In some cases, selling your car before filing for bankruptcy can be a huge problem. According to bankruptcy code petitioners can be required to disclose all sales or transfer of assets in the two years prior to filing. Different time periods apply according to the petitioner’s state of residency, but two years is the minimum disclosure period in bankruptcy schedules.
In some states petitioners are questioned regarding sales or transfers for up to six years prior to their bankruptcy filing date. It’s very important to disclose sales and transfers prior to bankruptcy within the two-year minimum, but be prepared to answer questions (and be completely truthful) regarding sales or transfers of assets that occurred before that point.
Regardless, bankruptcy code does not require petitioners to retain ownership of their assets. If a bankruptcy petitioner owns a house or a car, etc. that is valuable, they are not required to retain ownership so that the asset can be used to pay their creditors. Petitioners are allowed to sell anything they want prior to filing. As long as the asset is sold at fair market value, the transfer of the asset is legal. In comparison, giving an asset away or selling it for below market value is not.
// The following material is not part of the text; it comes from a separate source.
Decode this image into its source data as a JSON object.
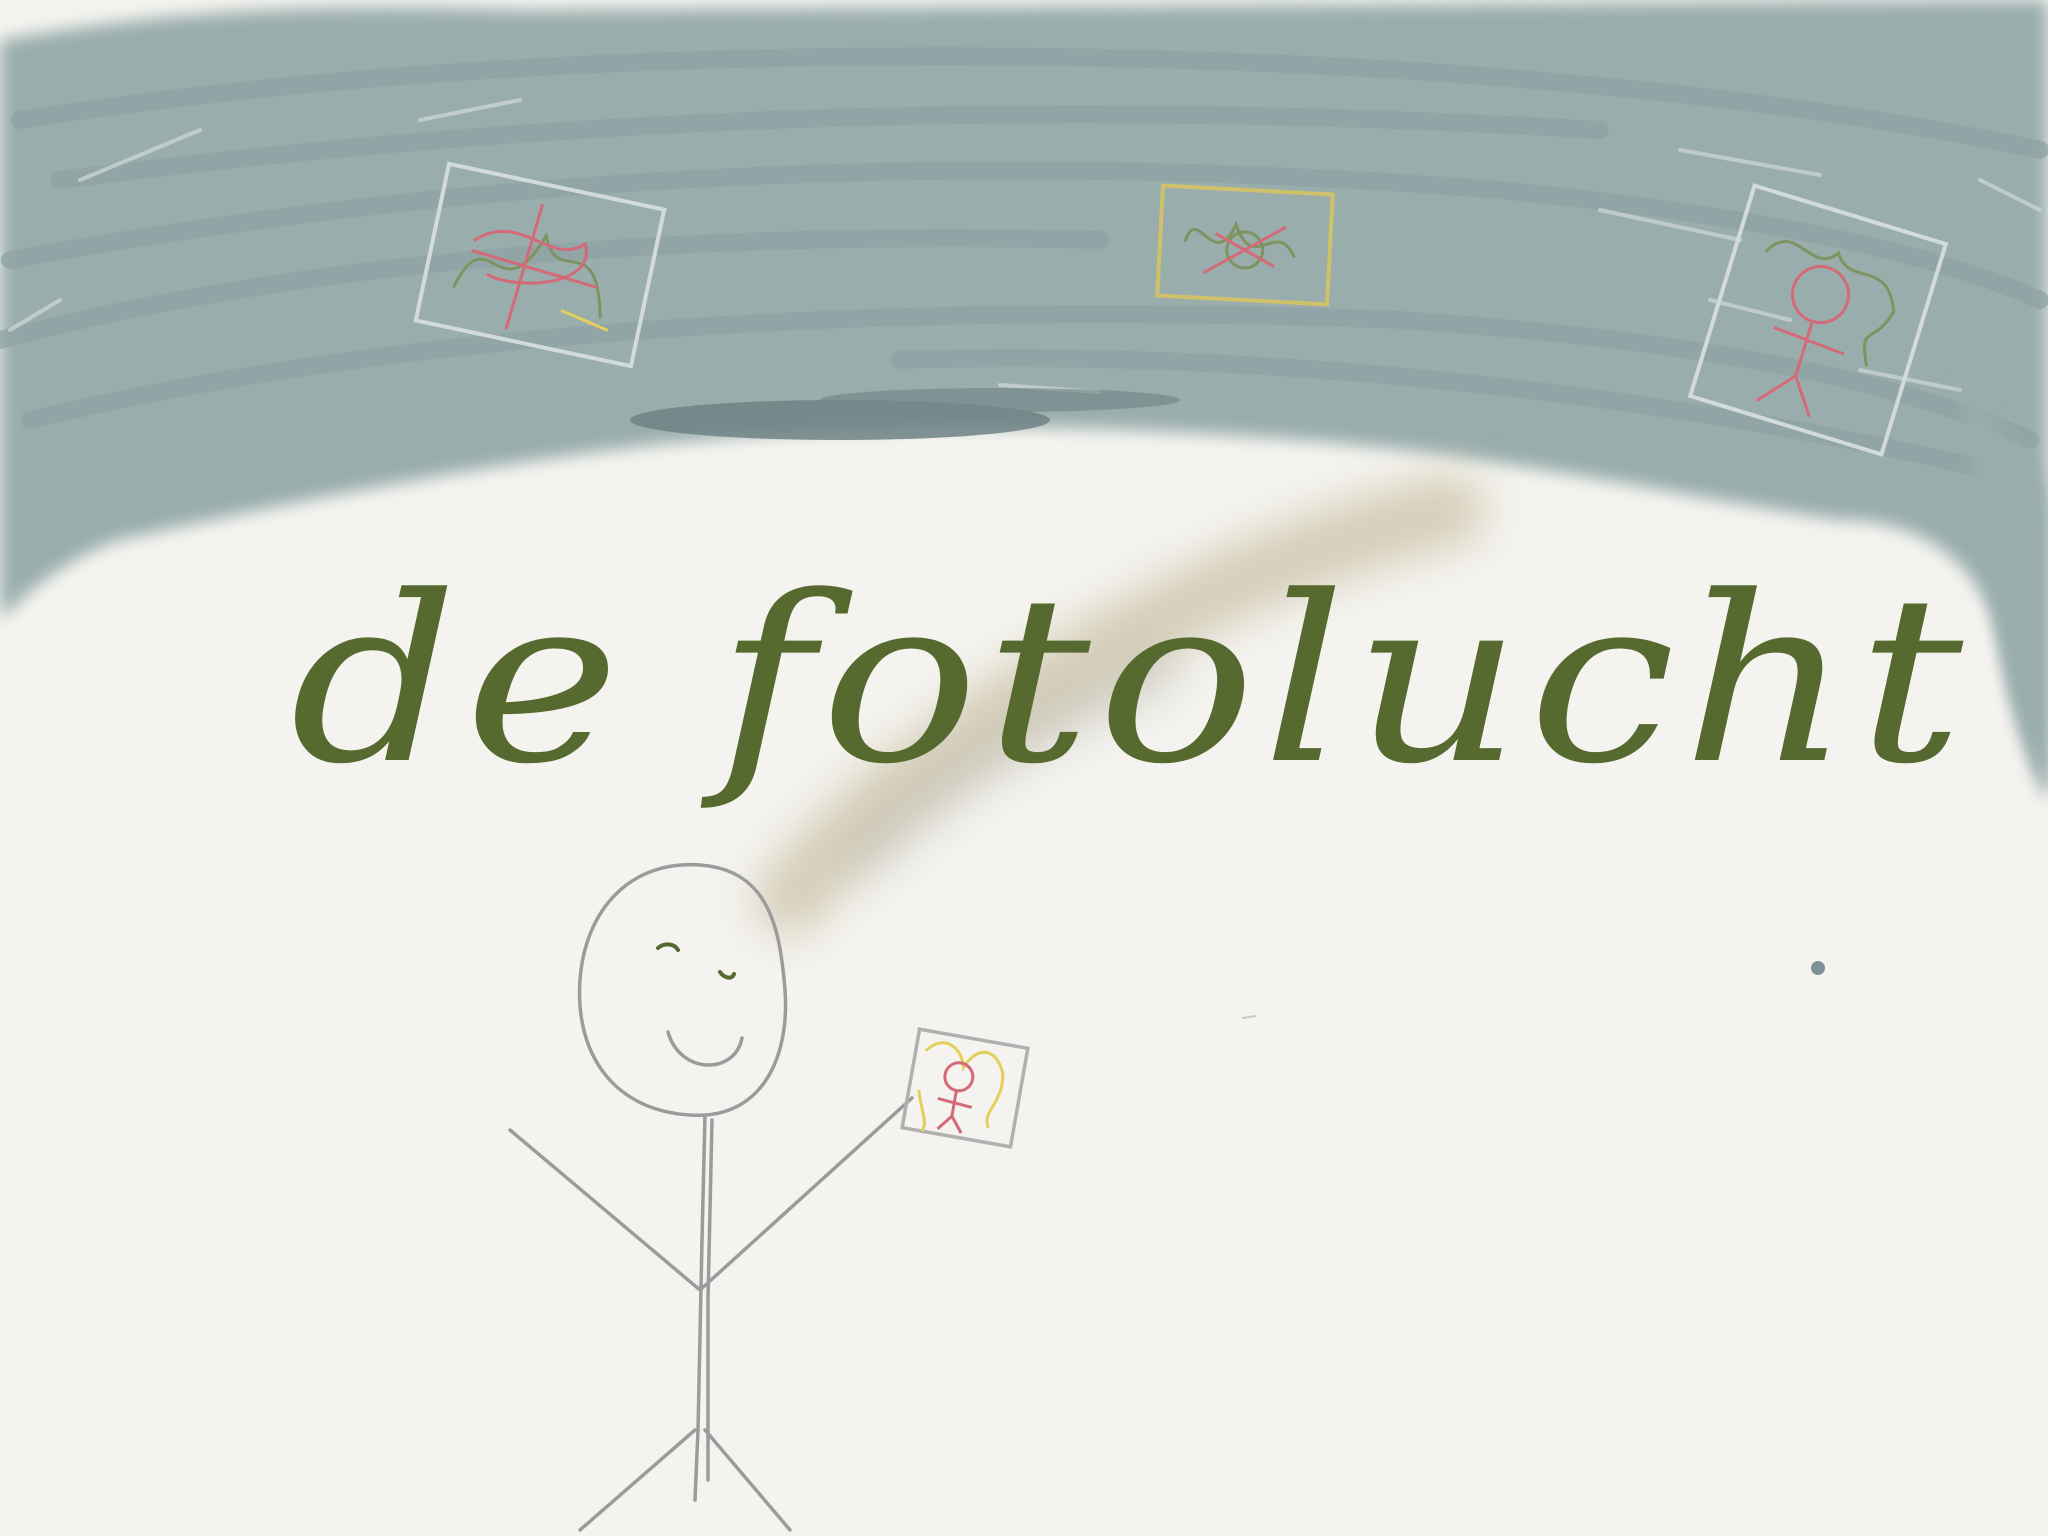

Bankruptcy petitioners often need to sell an item before they file for a variety of reasons: needing cash to pay rent or utilities or even their bankruptcy attorney’s fee. As long as the asset was sold for current market value and the transfer of asset was disclosed in the bankruptcy paperwork, you are in compliance with the law. The tricky part is what to do with the money after the sale. Depending on your state of residence, little to no money can be protected in the petitioner’s bank account. That means you could sell the car, get the cash, and then lose it because you filed bankruptcy too soon.
The most important thing about a transfer of asset/s prior to filing for bankruptcy is what you do wit the money after the sale. Discuss what you can safely and legally do with the proceeds of the sale with an experienced bankruptcy attorney in your area. In some cases, you can sell your asset, keep it in the bank, file bankruptcy and still protect the money. In other cases, you are required to spend the money and keep a detailed listing of what the money is spent on.
If you have questions or concerns regarding what you can legally spend cash on prior to filing for bankruptcy, please get in touch with one of the experienced bankruptcy attorneys at southern California’s Westgate Law.